A historic dinner based on the Titanic

In honor of the 100-year anniversary of the sinking of the RMS Titanic, director Jim Crisp has brought the musical of the same name to the Theatre Macon stage. Crisp’s rendition of Maury Yeston’s Tony-winning musical Titanic opened to a packed house on Friday, April 6.
The opening of the show coincides with James Cameron’s re-release of the 1997 blockbuster hit, but people who come to the musical expecting to see Jack and Rose onstage are in for a surprise. There are no characters in the musical who were not actual people on the ship in 1912, and while the writers did take certain liberties—particularly in the cases of the third-class passengers, for whom there are fewer records than passengers in first and second class—they strove to cleave as closely to historical documentation and eyewitness accounts as possible.
“I think it gives a more accurate account than the movie does,” actor Bryson Holloway said. “I think a lot of people aren’t going to expect what they see.”
Holloway plays Thomas Andrews, the architect and builder of Titanic. This will be his ninth production, and he says that the role of Andrews is the hardest role he’s ever had.
“There’s so much emotional involvement,” Holloway said. “Not just my character, but everyone’s, because we’re playing real people, people who really lived through this. You have to have this personal connection.”
Former Mercer professor Bob Hargrove, who appeared in the Backdoor Theatre’s production of Fiddler on the Roof a few years ago, found the historical aspect of the show to be one of the most interesting. Hargrove was able to rattle off several historical facts about his character, millionaire George Widener, and even mentioned that he had been able to look up a picture of Widener’s house.
“I’d never done character research like this before,” Hargrove said, grinning. “To me, it was just neat.”
The show gives a cross-section of the ship, revealing action and characters from every class and every position on board, from the boiler room to the bridge, the cabins to the telegraph room. As director Jim Crisp put it, Titanic (the ship, not the musical) was a “microcosm” of society in 1912 and, in a way, is still a microcosm of the world we live in today. And to pull off such a wide representation of the ship’s passengers, Titanic (the musical, not the ship) employs a huge cast: there are 54 actors. For an intimate space like Theatre Macon, that’s huge.

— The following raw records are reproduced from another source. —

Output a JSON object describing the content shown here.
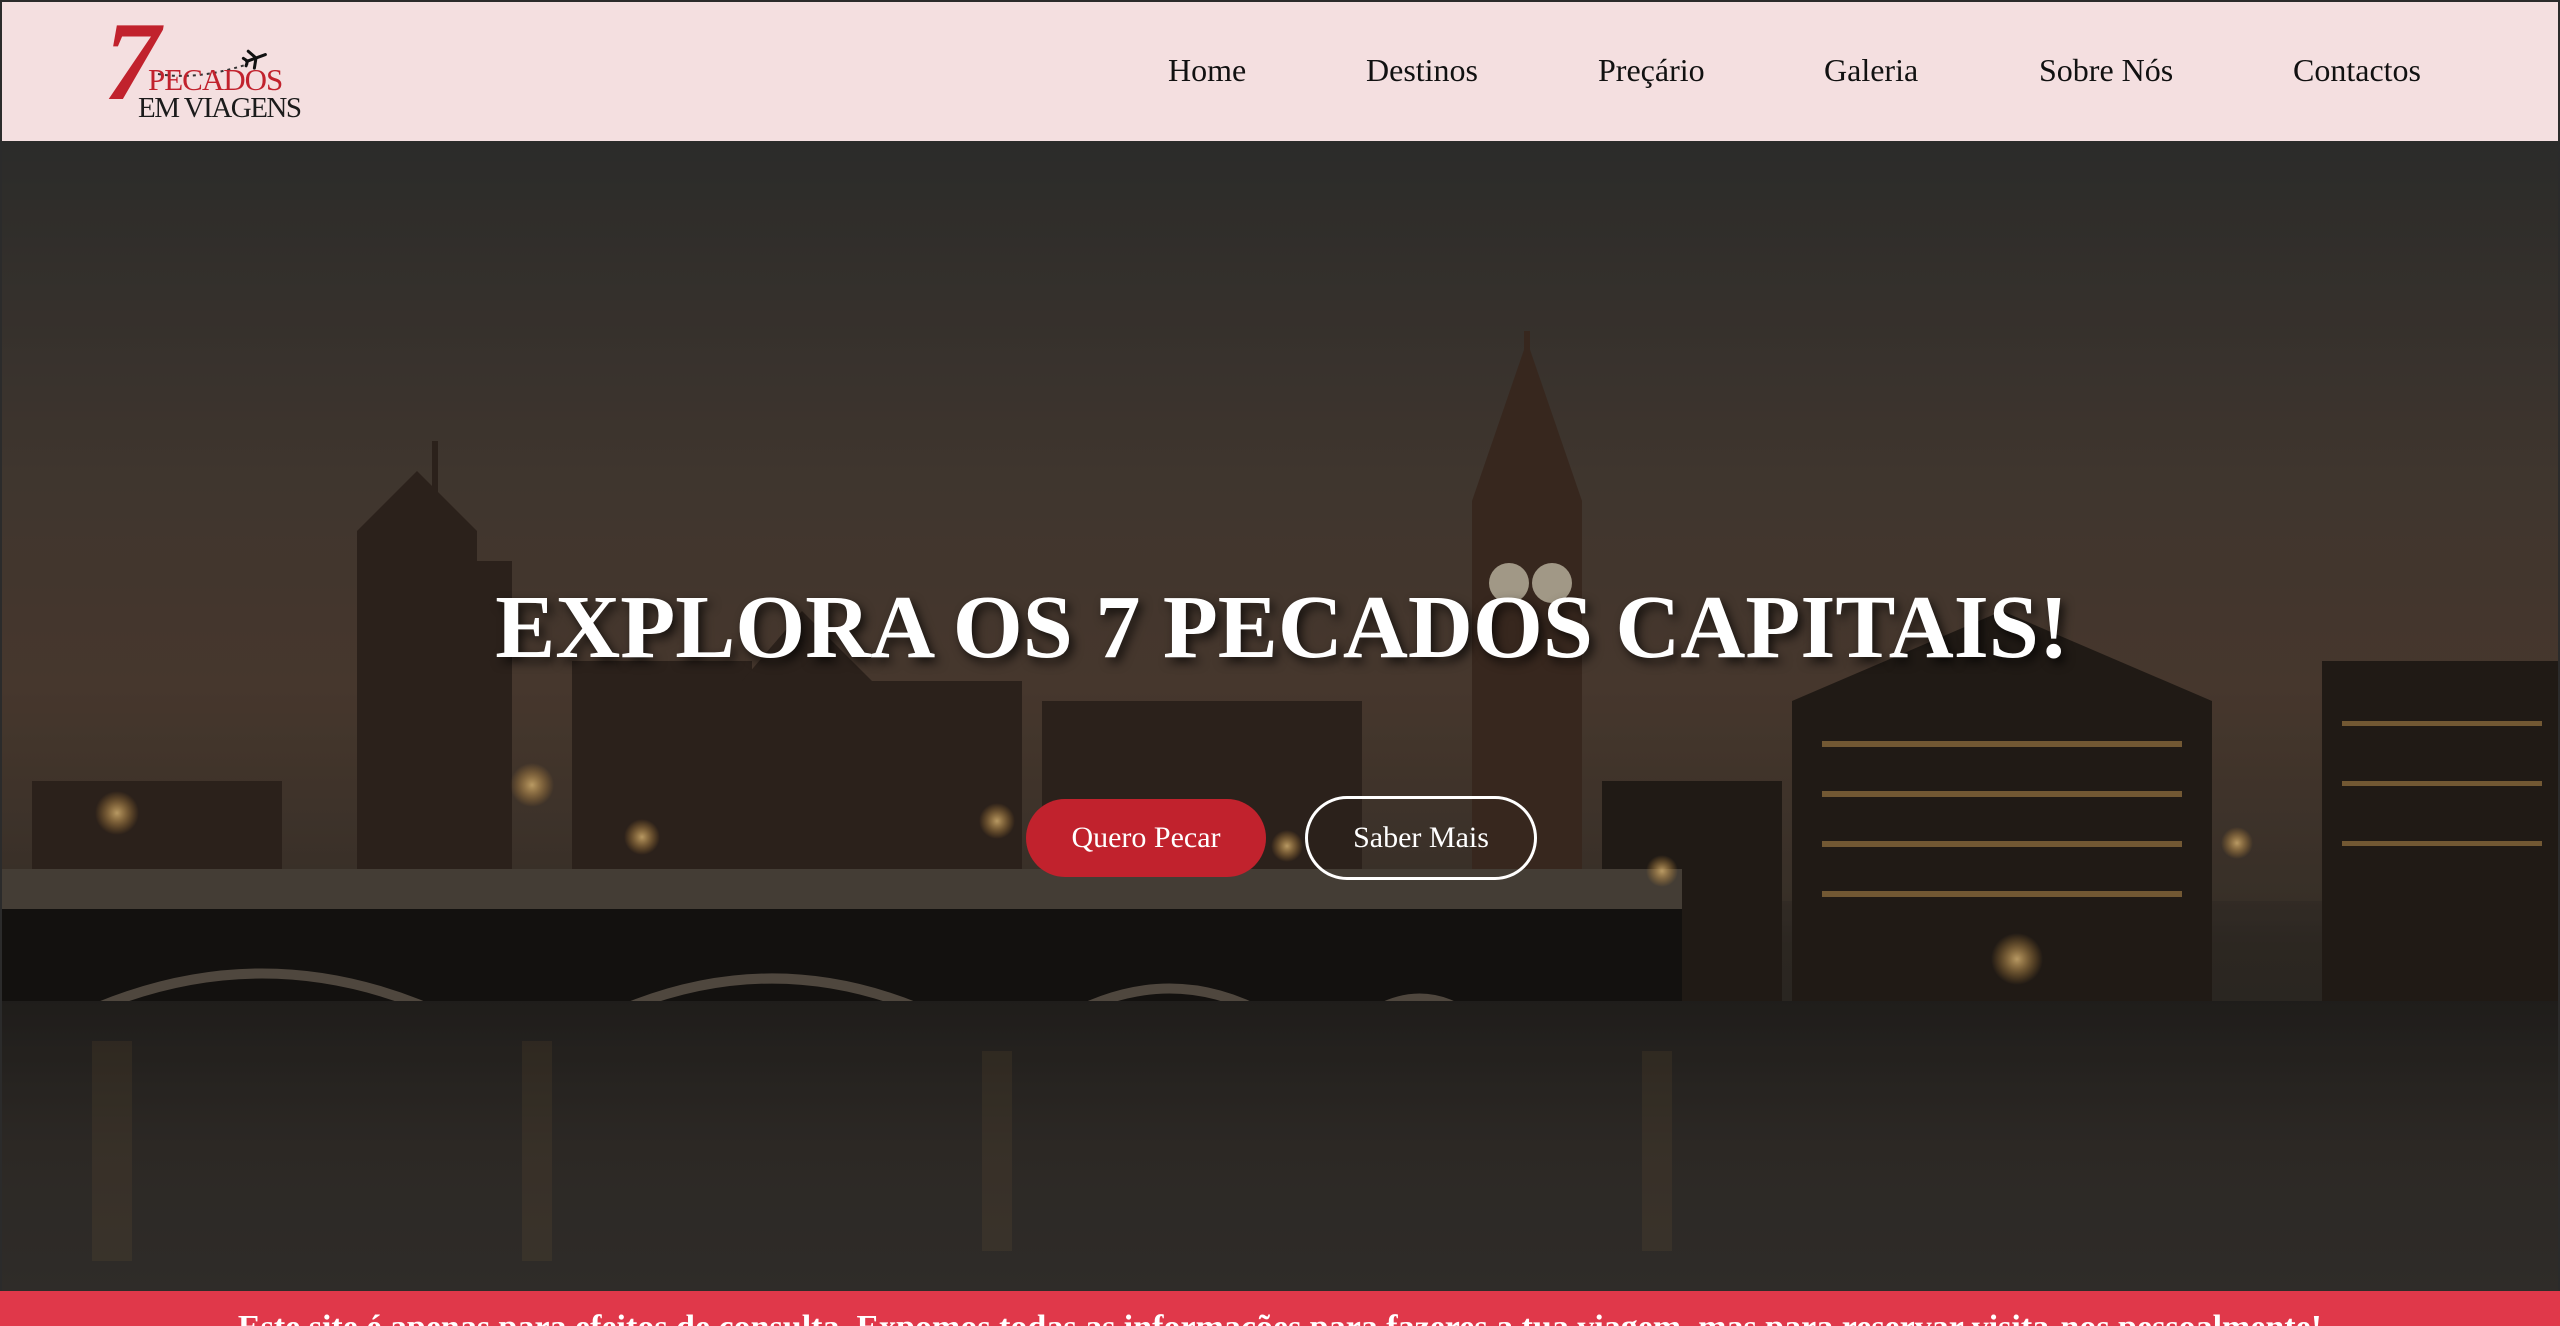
{
  "brand": {
    "logo_number": "7",
    "logo_line1": "PECADOS",
    "logo_line2": "EM VIAGENS",
    "color_primary": "#c1222d",
    "color_header_bg": "#f4dfe0",
    "plane_icon": "airplane-icon"
  },
  "nav": {
    "items": [
      {
        "label": "Home"
      },
      {
        "label": "Destinos"
      },
      {
        "label": "Preçário"
      },
      {
        "label": "Galeria"
      },
      {
        "label": "Sobre Nós"
      },
      {
        "label": "Contactos"
      }
    ]
  },
  "hero": {
    "title": "EXPLORA OS 7 PECADOS CAPITAIS!",
    "primary_button": "Quero Pecar",
    "secondary_button": "Saber Mais",
    "background_description_icon": "london-skyline-image"
  },
  "notice": {
    "text": "Este site é apenas para efeitos de consulta. Expomos todas as informações para fazeres a tua viagem, mas para reservar visita-nos pessoalmente!",
    "color": "#e0384a"
  }
}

“Keeping track of everyone can be a challenge,” Crisp admitted (although, during his interview, he bid goodnight to every cast and crew member who passed by name). Crisp said that one of the challenges he faces is trying to keep everyone involved and enthused, to keep them all “in the same boat, rowing together.”
“This is an exceptional cast,” Crisp said. “There’s a tremendous amount of talent in this cast.”
Rick Hutto, who portrays millionaire John Jacob Astor, also said that the cast is “wonderful.”
“Nobody has a small part,” he added. “It’s really unusual to have this much of an ensemble piece.”
The immense cast packs out the small stage, but the little theater somehow manages to convey the feel of a crowded deck. The set employs simple but effective backdrops, making scene changes quick and fluid. Crisp said that the power of the set—and of the show as a whole—lies in what it doesn’t portray  rather than what it does, as it invites the audience to create the ship with their imagination, seeing what the characters see. The costumes are lovely, created by Shelley Kuhen who also does the costumes for the Mercer Players performances. Singing together, the cast sounds wonderful. Theatre Macon allowed a small audience to watch Titanic’s penultimate dress rehearsal, and during the ship’s actual sinking, there was audible weeping and sniffing in the audience.
For Crisp, the show represents the “endurance and durability” of the human spirit. This will be his third time directing the show, and he says that it is his favorite of all the shows he has directed.
“There’s something special about this one,” Crisp said. “I think it’s one of the best American musicals, period.”
Show times and ticket prices for Titanic can be viewed on the Theatre Macon Web site. For tickets, call the box office at 478-746-9485.